The paper here identifies a patient group suffering from an age-related disease in which progerin is elevated in comparison to their healthier peers. This is an intriguing addition to what is known of progerin in normal aging. It is still a long way from being able to assign numbers to the position of progerin in a hierarchy of cell damage, especially given that the research community has yet to achieve this for any of the other root causes of aging, but it is a small step along that road. It also suggests that a more careful survey of age-related disease might turn up other conditions in which progerin may be either a contributing factor, or a consequence of other disease processes.
Age is a major cardiovascular risk factor including cardiovascular disease. Therefore, elucidating aging-related processes might lead to the identification of novel treatment options for heart failure, which has a prevalence of 1-2% in the adult population in developed countries and is a growing health care problem worldwide. Premature aging-like syndromes like Hutchinson-Gilford progeria syndrome (HGPS) have been investigated to achieve a better understanding of pathophysiological aging processes. HGPS is based on mutations affecting the proper encoding and further processing of lamin A an important protein in the nucleus of eukaryotic cells resulting in misprocessed lamin A (progerin) which also plays an important role in normal ageing.
Lamin A is an intermediate filament protein which is involved in forming a filamentous meshwork between the chromatin and the nuclear membrane. It is very important to keep the nuclear envelope upright regulating important processes like DNA replication, DNA repair, and RNA transcription. In 90% of the cases in HGPS a point mutation in the LMNA A gene results in the production of a truncated prelamin A protein, also called progerin. Consequently, the protein cannot be processed to functional lamin A, causing structural and functional nuclear abnormalities.

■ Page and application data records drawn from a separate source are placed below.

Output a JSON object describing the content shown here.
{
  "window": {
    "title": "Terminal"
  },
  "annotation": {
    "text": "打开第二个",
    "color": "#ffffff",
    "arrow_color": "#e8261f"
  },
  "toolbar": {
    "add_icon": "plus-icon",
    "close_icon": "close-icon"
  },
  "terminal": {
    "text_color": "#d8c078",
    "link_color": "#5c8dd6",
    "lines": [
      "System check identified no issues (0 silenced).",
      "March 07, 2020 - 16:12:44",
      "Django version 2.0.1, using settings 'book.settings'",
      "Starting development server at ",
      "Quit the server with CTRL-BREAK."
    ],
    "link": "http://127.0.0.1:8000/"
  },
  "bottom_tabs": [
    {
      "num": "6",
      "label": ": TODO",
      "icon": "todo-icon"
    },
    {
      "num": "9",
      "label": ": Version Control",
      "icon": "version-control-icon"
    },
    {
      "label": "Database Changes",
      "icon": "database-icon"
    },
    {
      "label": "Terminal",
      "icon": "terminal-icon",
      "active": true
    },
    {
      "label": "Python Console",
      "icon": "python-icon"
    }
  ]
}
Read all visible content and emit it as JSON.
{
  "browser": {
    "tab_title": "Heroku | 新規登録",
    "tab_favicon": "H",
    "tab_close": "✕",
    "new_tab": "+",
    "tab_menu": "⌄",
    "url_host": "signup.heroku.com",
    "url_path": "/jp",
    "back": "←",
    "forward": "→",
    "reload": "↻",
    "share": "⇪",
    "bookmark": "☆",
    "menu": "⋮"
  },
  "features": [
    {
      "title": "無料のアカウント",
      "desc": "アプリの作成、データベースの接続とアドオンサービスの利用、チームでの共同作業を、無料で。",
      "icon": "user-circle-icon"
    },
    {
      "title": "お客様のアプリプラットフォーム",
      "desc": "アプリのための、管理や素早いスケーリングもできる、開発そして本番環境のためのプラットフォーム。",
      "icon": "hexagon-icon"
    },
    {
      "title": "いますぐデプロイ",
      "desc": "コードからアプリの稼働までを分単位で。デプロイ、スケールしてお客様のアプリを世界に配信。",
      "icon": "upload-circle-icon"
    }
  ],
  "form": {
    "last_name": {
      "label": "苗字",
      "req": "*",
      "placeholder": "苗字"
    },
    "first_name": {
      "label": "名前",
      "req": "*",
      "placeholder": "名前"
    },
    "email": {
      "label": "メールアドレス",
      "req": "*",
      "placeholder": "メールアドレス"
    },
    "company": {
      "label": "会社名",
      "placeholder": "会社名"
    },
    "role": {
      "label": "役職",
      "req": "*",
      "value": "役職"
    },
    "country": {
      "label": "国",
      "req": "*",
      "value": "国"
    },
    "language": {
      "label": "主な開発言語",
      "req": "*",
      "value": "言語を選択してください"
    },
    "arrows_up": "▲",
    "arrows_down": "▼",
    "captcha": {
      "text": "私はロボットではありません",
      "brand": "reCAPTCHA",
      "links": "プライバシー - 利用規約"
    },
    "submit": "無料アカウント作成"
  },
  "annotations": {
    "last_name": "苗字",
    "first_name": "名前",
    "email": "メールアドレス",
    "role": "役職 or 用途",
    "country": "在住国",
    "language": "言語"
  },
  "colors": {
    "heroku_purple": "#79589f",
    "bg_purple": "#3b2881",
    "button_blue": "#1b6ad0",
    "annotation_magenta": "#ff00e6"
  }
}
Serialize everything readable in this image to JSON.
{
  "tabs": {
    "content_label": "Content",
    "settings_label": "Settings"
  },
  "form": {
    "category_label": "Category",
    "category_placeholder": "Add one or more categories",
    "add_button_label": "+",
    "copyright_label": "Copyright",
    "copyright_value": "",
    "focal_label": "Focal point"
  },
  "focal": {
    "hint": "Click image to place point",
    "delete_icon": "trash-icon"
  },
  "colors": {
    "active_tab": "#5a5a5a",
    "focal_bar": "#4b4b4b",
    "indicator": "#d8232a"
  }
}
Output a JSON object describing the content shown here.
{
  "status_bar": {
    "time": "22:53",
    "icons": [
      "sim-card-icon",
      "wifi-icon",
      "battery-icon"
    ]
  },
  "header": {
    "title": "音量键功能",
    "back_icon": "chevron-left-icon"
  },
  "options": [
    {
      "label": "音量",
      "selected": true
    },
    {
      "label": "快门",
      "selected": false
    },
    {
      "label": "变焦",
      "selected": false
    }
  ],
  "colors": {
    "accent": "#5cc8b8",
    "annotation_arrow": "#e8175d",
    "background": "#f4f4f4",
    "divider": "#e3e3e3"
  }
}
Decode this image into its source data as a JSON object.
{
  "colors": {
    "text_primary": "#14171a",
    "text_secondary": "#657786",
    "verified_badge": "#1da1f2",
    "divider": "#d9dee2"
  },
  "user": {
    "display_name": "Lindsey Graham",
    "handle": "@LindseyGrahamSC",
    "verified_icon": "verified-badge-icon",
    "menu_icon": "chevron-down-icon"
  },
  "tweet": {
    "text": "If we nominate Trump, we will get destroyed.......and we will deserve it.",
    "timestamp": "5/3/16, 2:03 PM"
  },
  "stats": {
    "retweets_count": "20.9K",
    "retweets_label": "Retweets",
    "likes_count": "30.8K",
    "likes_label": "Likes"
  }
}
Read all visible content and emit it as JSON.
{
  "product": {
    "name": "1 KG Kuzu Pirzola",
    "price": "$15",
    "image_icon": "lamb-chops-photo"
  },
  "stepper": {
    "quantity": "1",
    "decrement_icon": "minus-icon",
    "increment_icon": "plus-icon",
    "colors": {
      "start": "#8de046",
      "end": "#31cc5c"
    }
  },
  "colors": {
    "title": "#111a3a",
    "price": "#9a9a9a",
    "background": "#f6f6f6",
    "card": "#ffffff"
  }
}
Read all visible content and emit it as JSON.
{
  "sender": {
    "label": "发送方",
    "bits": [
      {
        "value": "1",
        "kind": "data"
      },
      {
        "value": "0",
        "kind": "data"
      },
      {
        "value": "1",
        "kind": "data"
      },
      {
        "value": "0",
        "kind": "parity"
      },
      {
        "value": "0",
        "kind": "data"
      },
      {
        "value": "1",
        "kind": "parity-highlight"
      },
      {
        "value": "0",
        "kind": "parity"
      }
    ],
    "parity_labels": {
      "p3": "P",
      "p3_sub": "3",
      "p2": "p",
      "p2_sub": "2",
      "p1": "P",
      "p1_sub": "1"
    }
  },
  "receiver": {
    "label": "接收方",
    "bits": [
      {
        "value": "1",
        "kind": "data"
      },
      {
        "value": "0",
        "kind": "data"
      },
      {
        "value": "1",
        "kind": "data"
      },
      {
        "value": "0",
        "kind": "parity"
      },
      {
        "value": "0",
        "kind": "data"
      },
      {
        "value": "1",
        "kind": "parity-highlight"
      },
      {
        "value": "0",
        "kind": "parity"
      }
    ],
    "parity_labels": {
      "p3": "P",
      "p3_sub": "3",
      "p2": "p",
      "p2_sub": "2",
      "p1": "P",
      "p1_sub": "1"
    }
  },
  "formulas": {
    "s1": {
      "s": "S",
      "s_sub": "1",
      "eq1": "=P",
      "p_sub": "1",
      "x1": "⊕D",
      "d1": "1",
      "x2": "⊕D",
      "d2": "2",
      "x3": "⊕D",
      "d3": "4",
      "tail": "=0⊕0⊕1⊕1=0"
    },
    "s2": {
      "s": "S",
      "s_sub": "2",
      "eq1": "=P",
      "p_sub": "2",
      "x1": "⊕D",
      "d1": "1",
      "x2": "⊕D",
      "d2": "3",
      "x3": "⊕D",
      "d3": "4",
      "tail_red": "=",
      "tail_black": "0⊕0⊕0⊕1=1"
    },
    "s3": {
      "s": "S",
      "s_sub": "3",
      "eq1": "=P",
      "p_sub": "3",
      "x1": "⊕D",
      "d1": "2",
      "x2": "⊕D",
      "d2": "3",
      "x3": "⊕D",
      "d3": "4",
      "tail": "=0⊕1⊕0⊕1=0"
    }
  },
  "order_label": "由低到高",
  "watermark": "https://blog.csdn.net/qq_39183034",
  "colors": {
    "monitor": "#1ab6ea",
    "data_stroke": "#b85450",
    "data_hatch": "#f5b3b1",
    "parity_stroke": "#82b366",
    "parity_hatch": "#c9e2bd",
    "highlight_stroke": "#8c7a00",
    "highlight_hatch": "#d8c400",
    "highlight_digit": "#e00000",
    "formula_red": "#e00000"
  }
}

With time proceeding progerin accumulates in the nucleus and not only alters the structure of the nuclear lamina but also negatively influences the stiffness and mechanochemical properties of the nucleus. Patients with HGPS develop severe cardiovascular morbidities like atherosclerosis and heart failure and die as teenagers due to stroke or myocardial infarction. Toward the end of life HGPS patients suffer from cardiomegaly and cardiac dilatation. It has been shown that low levels of progerin are expressed in non HGPS-cells and that a positive correlation exists between accumulation of progerin in the nucleus and the process of ageing. However, the role of progerin in human dilated cardiomyopathy (DCM), a major reason of severe heart failure, has never been investigated so far.
Here we provide first experimental evidence that progerin, associated with premature aging in HGPS is upregulated in human DCM. Progerin mRNA expression in the heart was strongly significantly correlated with left ventricular remodeling. Although there was a weak positive correlation between age and progerin mRNA expression, statistical testing revealed no significant differences. These data suggest that not the age of the heart per se but rather the process of "myocardial aging" defined by a progressive deterioration in cellular and organ function with time is associated with increased levels of progerin mRNA.
It is known that prelamin A accumulation plays a key role in aging in several tissues, including the vasculature and is discussed as a marker for vascular aging. However, it is currently unknown whether this is relevant in myocardial aging, too. Since LMNA gene mutations are causally involved in patients with idiopathic dilated cardiomyopathy (3.6%) and familial dilated cardiomyopathy (7.5%), we hypothesized that accumulation of progerin in non-HGPS individuals in the heart may as well be involved in the progression of DCM. To our knowledge we show for the first time that progerin is upregulated in human DCM hearts suggesting that accumulation of progerin (prelamin A) could be involved in the progression of DCM and myocardial aging.